[Information shown — start]
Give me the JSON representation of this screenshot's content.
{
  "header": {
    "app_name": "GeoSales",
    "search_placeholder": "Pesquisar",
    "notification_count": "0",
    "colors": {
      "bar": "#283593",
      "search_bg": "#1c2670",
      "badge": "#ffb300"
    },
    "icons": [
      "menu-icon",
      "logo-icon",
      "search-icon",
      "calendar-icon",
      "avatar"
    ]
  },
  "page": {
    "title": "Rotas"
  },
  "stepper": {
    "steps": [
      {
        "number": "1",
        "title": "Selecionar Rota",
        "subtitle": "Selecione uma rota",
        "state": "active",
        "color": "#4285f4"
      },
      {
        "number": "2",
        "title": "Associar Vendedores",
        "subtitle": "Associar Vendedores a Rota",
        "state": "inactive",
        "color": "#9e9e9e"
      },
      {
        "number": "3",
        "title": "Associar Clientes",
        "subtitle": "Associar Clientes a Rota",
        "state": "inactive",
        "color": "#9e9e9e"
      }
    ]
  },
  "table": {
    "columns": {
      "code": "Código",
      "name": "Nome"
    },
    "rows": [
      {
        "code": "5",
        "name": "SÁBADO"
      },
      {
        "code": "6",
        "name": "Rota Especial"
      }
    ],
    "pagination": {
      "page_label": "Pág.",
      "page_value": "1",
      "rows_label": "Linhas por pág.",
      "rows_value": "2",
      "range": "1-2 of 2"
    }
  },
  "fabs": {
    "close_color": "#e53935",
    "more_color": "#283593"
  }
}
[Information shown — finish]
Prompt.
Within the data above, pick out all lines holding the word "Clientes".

Exercise solution.
        "title": "Associar Clientes",
        "subtitle": "Associar Clientes a Rota",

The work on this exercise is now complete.